Hulu’s ‘The Girl from Plainville’ follows the tragic story of the death of eighteen-year-old Conrad Roy III and the events surrounding it. The miniseries delves into Conrad’s relationship with Michelle Carter and how the latter might have played a role in urging her boyfriend to go through with his planned suicide.
The show paints an intriguing image of Michelle Carter, making her seem vulnerable at times and manipulative at others. There is also a feeling that she’s using the death of her boyfriend to garner popularity, to say nothing of her using lines from a television show in order to convey her sadness. Of course, parts of the show are dramatized, but the central characters are based on real people. So what really is going on with Michelle Carter, and could she be a psychopath or a sociopath? We dug around, and here’s what we found.

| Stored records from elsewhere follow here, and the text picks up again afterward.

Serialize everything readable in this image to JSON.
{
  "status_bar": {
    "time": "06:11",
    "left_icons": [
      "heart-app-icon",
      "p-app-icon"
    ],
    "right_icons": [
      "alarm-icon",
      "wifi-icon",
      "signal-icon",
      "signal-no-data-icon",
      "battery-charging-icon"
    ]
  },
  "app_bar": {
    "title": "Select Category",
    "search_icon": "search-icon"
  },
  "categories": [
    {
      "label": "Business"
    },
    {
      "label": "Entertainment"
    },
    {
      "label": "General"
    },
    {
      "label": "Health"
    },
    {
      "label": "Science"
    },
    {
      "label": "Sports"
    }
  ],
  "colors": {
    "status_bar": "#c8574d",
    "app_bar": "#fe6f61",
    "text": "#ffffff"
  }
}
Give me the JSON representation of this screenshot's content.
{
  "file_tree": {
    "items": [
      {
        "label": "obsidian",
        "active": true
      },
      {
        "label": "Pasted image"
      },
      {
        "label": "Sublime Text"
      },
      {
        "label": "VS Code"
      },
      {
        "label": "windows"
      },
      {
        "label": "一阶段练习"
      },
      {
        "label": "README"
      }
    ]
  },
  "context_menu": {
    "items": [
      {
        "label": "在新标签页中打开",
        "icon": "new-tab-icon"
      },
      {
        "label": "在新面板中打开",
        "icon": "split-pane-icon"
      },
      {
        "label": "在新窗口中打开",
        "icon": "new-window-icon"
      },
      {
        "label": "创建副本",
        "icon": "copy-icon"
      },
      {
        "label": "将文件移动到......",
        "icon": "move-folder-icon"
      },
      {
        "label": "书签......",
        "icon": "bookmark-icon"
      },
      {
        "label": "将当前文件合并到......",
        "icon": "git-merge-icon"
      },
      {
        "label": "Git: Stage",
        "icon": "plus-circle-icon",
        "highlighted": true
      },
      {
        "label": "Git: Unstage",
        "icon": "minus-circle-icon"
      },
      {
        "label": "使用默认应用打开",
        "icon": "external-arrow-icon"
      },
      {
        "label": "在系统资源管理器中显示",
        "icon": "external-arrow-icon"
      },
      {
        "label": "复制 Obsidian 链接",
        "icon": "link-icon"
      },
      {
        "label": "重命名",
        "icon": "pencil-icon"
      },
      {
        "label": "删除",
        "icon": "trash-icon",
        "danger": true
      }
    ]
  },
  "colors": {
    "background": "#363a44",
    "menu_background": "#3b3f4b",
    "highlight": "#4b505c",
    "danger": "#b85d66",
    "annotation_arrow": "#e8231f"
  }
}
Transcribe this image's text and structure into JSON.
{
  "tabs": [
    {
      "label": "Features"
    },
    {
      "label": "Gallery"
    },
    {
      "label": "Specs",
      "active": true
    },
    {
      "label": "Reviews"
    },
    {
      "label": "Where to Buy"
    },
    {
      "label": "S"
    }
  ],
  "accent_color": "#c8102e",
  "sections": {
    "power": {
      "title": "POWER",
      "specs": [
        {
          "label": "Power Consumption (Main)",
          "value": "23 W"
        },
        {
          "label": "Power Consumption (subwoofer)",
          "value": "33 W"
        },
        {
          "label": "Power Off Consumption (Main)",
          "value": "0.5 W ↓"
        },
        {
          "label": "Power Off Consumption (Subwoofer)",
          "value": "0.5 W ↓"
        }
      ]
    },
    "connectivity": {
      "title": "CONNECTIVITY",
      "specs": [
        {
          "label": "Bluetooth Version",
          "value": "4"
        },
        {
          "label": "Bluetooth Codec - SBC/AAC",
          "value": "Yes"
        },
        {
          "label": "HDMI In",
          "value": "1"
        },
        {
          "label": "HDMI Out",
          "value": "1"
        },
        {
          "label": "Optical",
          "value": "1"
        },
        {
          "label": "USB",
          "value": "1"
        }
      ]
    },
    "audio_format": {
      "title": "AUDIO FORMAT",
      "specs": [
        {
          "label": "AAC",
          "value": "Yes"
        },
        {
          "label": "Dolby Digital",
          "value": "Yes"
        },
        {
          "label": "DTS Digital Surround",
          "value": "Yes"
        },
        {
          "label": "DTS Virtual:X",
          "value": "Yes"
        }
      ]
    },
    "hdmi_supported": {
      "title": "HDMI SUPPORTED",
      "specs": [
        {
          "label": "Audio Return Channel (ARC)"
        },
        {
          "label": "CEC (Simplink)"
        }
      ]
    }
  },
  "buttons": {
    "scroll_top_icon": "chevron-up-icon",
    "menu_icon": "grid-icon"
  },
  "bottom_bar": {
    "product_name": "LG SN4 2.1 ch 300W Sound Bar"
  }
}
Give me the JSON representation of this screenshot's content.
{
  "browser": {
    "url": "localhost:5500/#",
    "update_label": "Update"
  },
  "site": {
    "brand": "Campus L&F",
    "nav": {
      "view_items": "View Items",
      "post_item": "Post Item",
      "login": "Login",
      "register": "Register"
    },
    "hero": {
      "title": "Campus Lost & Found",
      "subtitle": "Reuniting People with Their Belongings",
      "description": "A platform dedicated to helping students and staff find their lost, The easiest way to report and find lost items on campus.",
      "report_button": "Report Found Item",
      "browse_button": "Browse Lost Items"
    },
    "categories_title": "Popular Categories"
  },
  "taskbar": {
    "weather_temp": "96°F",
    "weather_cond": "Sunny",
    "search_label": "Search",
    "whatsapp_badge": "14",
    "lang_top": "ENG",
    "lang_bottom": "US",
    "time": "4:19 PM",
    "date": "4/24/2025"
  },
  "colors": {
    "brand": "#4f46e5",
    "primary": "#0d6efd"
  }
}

The Difference Between a Psychopath and a Sociopath
The terms psychopath and sociopath are heard quite often in pop culture. However, in terms of their understood meaning and usage, a few similarities and distinctions between a psychopath and a sociopath can be made. While deceit and manipulation are strong characteristics seen in both, sociopaths are seemingly more impulsive and erratic in their actions when compared to psychopaths.
Psychopaths are better at disassociating from their actions and guilt but also struggle to form attachments with people. Sociopaths, on the other hand, can make connections with people and can potentially feel more guilt than psychopaths. Finally, the presence of psychopathic traits in a person can be assessed using the Hare Psychopathy Checklist-Revised (PCL-R).
Is Michelle Carter a Psychopath or a Sociopath?
Michelle Carter’s boyfriend, Conrad Roy III, was found asphyxiated in his car after dying of carbon monoxide poisoning on July 13, 2014. He was eighteen at the time, and Michelle was seventeen. When the authorities uncovered their frequent interactions over text messages, email, and phone, it was found that Conrad, who had a history of severe depression, had long discussed his plans for suicide with Michelle. One of the messages she had sent him was, “You always say you’re gonna do it, but you never do. I just want to make sure tonight is the real thing.”
According to court records, the two were in touch over calls on the day of Conrad’s suicide, with one call, which lasted over forty minutes, seemingly taking place while he was committing suicide by using a generator to pump carbon monoxide into his car. An excerpt from a subsequent text message Michelle sent to a friend reads: “His death is my fault. Like, honestly I could have stopped it. I was the one on the phone with him and he got out of the car because it was working and he got scared and I [expletive] told him to get back in…”
Michelle’s condition was discussed during her subsequent trial. Dr. Peter Breggin, a defense witness who has given expert testimony on multiple occasions, claimed that antidepressants like Prozac and Celexa, which Michelle was prescribed between 2011 and 2014, had resulted in an “intoxicating” effect and “transformed” her into being apathetic. Breggin was also asked by the prosecution why he had changed his diagnosis of Michelle from mentally stable to anxiety and depression. The doctor said that he had updated the diagnosis after extensively going through her communications with Carter and speaking to adults close to Michelle.
On June 16, 2017, Michelle Carter was found guilty of involuntary manslaughter and subsequently sentenced to serve fifteen months in prison immediately. She was later released early on account of good behavior. It is difficult to gauge precisely how many psychopathic traits (if any) Michelle might have, and as noted above, even professionals are seemingly unable to offer definitive answers. Considering she was seventeen at the time of Conrad’s death, Michelle’s actions (and personality) cannot be categorized as either sociopathic or psychopathic at this time.
Read More: Where Are David and Gail Carter Now?